Price and Sale loss in Luxury Goods

Why price matters to FLG companies results

This week we bring further evidence on the impacts of transparency caused by “webization” of services, that reach far beyond than mere bargain-scoping apps on consumer’s phones. Margins are already reduced by a rising perception of price-value misalignment (this depends heavily on single cases).

According to BCG survey “True Luxury Consumer Insight 2017”, 52% of luxury consumers feel a progressive separation between value and price, 83% of which (so 43% of the total) react by either switching to another brand or renouncing to the purchase (sale loss) or look for discounts/outlets (margin loss).

For the average brand this means that they let an additional 40% of the money walk out of their doors.
Given the size of most of these companies, it is crystal-clear that the way price is communicated and handled can make a big difference to the top line.

BCG analyis on price/value misalignment effects
Sale loss breakdown due to value/price misalignment

What is important to measure?

Our efforts in providing independent intelligence both for an external observer – such as an investor – or as an active company in the sector, are focusing in providing in our one-page dashboards (see below a screen-shot) the following metrics:

Price discipline.
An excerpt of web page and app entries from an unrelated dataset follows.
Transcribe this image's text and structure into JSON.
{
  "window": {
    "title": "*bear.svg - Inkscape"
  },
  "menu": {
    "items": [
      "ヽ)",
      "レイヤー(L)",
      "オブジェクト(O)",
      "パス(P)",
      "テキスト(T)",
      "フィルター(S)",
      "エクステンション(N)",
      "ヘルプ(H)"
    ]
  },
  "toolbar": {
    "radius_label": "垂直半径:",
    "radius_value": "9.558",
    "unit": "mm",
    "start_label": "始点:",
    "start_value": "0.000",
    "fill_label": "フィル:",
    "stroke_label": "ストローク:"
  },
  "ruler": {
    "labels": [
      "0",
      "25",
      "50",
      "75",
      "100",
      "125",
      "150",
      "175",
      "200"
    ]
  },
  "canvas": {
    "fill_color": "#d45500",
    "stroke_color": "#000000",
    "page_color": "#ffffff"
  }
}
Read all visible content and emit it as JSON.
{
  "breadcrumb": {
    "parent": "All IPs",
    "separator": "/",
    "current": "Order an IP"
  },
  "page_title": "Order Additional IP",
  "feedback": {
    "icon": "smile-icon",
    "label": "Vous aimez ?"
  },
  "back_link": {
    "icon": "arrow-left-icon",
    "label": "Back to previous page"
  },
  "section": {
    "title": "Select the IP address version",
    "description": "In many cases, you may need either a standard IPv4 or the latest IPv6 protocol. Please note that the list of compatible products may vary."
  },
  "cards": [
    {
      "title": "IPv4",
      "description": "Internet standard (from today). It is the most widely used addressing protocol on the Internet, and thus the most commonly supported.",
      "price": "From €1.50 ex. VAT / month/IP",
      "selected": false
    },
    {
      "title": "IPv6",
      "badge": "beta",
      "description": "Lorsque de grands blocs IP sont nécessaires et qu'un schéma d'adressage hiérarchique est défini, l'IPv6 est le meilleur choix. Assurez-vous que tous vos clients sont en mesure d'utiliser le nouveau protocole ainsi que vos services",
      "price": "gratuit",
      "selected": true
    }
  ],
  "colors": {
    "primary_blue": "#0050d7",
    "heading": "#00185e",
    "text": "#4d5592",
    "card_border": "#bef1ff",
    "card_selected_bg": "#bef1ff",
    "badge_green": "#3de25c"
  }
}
When wholesalers offer the same price for the same product as the official mono-brand store does it’s strengthening the price per value proposition. When the price statement is consistent globally and cross platforms, the consumer is more likely to accept the price (since the benchmarks won’t contradict this).
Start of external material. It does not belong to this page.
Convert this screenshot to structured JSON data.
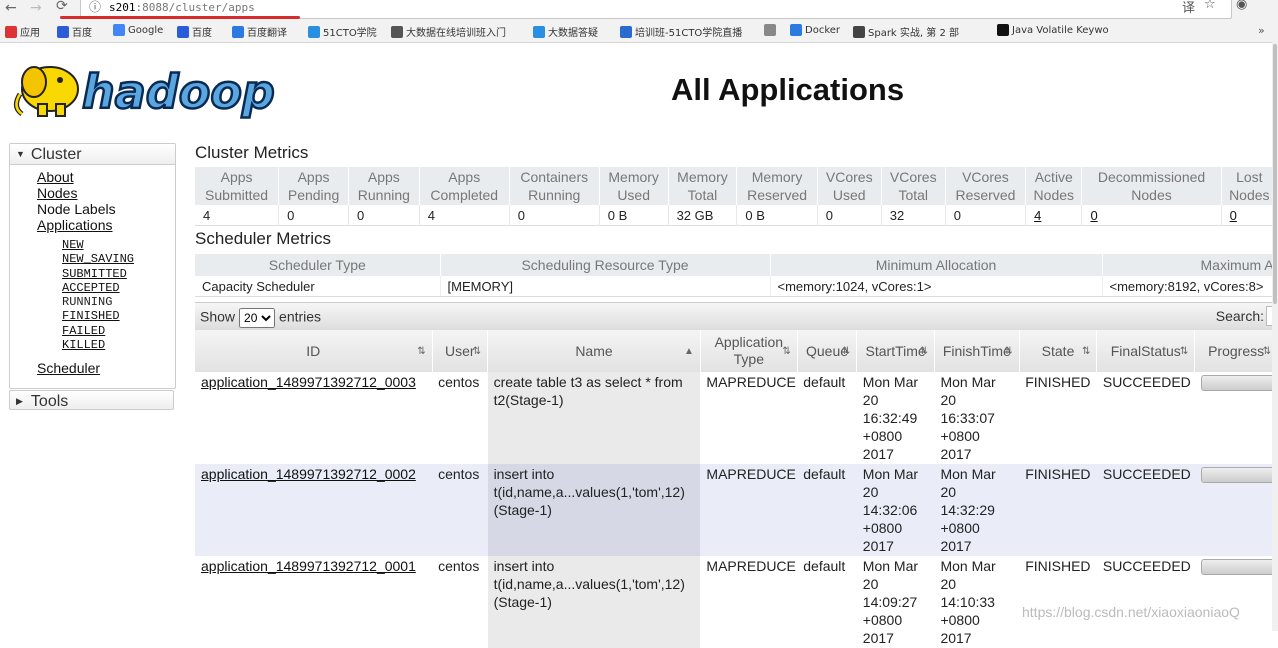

Promotion discipline. Heavy drops in prices, frequent sales, generalized promotions do harm in two ways: First they tell a customer he or she can wait for a reduction (often 50%) for the same product – which discloses to the customer that there is margin to do so – and Second (possibly worse) they provide short term relief to the brand, that will enter a vicious spiral of promotions to meet target instead of focusing on selling at full margin.

Outlet and off-season. Dropping unsold inventory where the full-price customer won’t see (aka physical outlets) is proving a good strategy for price statement solidity, even if costly and with less short term cash relief provided by off-season websites.

Geo pricing strategies. There is difference between supplementary distribution costs and milking the customer. The latter is no longer feasible when they find out the trick. Again, the trustworthy relationship with the customer pays in long term.